Reptile Prime’s fiber substrate is loose bedding made from coconut coir. This is refined husk that naturally absorbs moisture and reduces odor. The manufacturer says it resists fungal growth for about a month even when it’s saturated.
Zoo Med Repti Cage Carpet
Zoo Med’s Repti Cage Carpet is now called Eco Carpet, but it’s the same product. It’s made of recycled materials and feels just as soft as felt. Some snake owners like to use it as a liner on the bottom of the cage. It protects the snake from coming in contact with the cold (or hot) glass.
If you choose to use it as a standalone substrate, be sure to purchase more than one. That way you can put a fresh one in the tank while you wash the other and let it dry. If you live in a humid environment or have a climate -controlled room for your reptile, this type of bedding is convenient because it doesn’t retain moisture. It is absorbent, though.
Zilla Reptile Terrarium Bedding Substrate Liner
Zilla’s terrarium liner is treated with a biodegradable enzyme that minimizes odors. It’s soft and absorbent although it doesn’t stay damp for long. Use it as a standalone substrate or as a liner for the bottom of the tank. Either way, it’s straightforward to wash and reuse.
Carolina Custom Cages Reptile Carpet
Carolina Custom Cages sells this reptile carpet that you can secure in place with a system similar to Velcro. Instead of hand-washing with cold water, you can toss it in the washing machine. After the spin cycle, it quickly dries without using the dryer. Just be sure to use a mild, hypoallergenic detergent and rinse well
The carpet is made of recycled plastic and comes in a wide variety of colors including Kelly green, Cashmere tan, sandstone, and even candy pink. It feels like felt, but you won’t have to pick off stuck-on debris after you wash it. It also won’t ball up or shrink.
Hamiledyi Reptile Carpet, Natural Coconut Fiber Carpet for Pet Terrarium Liner
This reptile carpet is made of non-abrasive coconut fiber treated with a biodegradable enzyme. The enzyme diminishes reptile odors. You can hand-wash the mat in cold water and trim it to fit the aquarium if needed. There are two sheets in each package.
Marcal 6709-01 Small Steps 100% Premium Recycled Paper Towel Roll

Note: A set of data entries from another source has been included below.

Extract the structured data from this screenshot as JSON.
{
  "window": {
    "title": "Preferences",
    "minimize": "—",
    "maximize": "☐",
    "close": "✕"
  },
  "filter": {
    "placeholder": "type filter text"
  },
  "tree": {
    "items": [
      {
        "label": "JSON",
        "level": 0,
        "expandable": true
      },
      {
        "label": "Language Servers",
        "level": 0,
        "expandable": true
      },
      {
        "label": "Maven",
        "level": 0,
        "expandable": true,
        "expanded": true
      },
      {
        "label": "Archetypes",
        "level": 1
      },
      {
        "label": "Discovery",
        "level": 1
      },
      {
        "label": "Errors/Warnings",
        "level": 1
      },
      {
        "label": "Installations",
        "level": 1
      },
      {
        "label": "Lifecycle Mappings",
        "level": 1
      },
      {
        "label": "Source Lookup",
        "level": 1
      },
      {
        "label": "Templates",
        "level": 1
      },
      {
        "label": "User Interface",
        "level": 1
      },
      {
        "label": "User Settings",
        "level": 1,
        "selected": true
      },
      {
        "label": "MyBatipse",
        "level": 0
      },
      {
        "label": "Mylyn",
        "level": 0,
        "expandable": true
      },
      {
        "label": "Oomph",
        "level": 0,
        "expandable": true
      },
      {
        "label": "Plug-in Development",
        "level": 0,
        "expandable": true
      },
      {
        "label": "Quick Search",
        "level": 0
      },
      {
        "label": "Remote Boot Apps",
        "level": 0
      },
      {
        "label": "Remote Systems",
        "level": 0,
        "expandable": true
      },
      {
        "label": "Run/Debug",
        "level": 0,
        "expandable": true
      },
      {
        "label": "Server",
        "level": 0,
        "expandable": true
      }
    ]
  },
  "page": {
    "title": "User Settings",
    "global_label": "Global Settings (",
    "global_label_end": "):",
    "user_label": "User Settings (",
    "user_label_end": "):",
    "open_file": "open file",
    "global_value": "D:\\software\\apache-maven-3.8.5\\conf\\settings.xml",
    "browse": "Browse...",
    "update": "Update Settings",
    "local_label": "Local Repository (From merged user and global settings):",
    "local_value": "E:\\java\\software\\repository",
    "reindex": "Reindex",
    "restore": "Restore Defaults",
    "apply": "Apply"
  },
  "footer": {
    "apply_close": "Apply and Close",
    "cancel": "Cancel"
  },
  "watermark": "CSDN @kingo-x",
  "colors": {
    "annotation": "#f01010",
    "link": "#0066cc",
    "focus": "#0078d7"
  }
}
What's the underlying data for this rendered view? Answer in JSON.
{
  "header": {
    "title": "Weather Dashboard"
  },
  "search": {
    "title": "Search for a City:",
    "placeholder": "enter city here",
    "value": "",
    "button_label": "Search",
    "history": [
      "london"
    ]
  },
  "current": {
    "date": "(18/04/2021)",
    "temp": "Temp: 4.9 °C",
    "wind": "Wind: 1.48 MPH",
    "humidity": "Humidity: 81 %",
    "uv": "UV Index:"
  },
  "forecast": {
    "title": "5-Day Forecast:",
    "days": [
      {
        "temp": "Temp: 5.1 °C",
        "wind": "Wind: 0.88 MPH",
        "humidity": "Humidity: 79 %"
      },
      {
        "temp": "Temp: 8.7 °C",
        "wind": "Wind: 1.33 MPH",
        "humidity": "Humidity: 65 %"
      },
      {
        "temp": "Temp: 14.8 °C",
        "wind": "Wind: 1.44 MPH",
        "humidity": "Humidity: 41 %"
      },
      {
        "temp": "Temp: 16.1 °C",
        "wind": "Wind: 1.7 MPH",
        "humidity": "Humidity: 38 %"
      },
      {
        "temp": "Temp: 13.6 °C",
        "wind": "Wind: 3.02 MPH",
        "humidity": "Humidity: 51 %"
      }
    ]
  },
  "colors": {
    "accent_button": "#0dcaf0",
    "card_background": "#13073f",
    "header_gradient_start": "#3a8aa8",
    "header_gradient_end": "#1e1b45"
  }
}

Why are we reviewing paper towels in an article about ball python substrate? That’s because this is one of the cheapest types of bedding you can use. But we’re picky about which paper towels are best. That’s why we chose this kind from Marcal.
The towels are white, but not because they were bleached with chlorine. The fact that they are chlorine-free and have no added dyes or fragrances make them safer for your pet. They also produce very little lint.
Users say that these paper towels are strong and absorbent although they are not the softest on the market. On the upside, they’re made from 60% post-consumer recycled content.
Tips for decorating your ball python’s enclosure
Now that you’ve got ideas about enclosures and substrates, let’s talk about how to make your python’s enclosure a comfortable home.
First, give your snake a place to hide. For maximum comfort, make that two places – one on the warm end, and one in the cool part. If you fill one of the hides with moist sphagnum moss, it will make it easier for her to shed.
Ball pythons seem to enjoy places to hide that resemble burrows partially buried in the substrate. They don’t need to be large spaces as the snake will coil up inside to feel secure.
Next, pythons appreciate large water dishes and fresh water. Not only do they drink a lot, but they love to soak especially when they’re about to shed. Install a heavy water dish that your snake can’t knock over.
After that, it’s perfectly fine to decorate the walls of the enclosure. If you’re using a glass aquarium, you’ll help your snake feel safer if the walls aren’t all transparent.
Finally, go the extra mile by giving your python a place to climb. A couple of sturdy branches will give your snake a chance to exercise and help shed skin.
We hope that our reviews helped you find the best bedding and substrate for ball pythons today. Take good care of your snake and she’ll be your companion for up to 20 years. A safe and comfortable home makes for happy pythons and owners.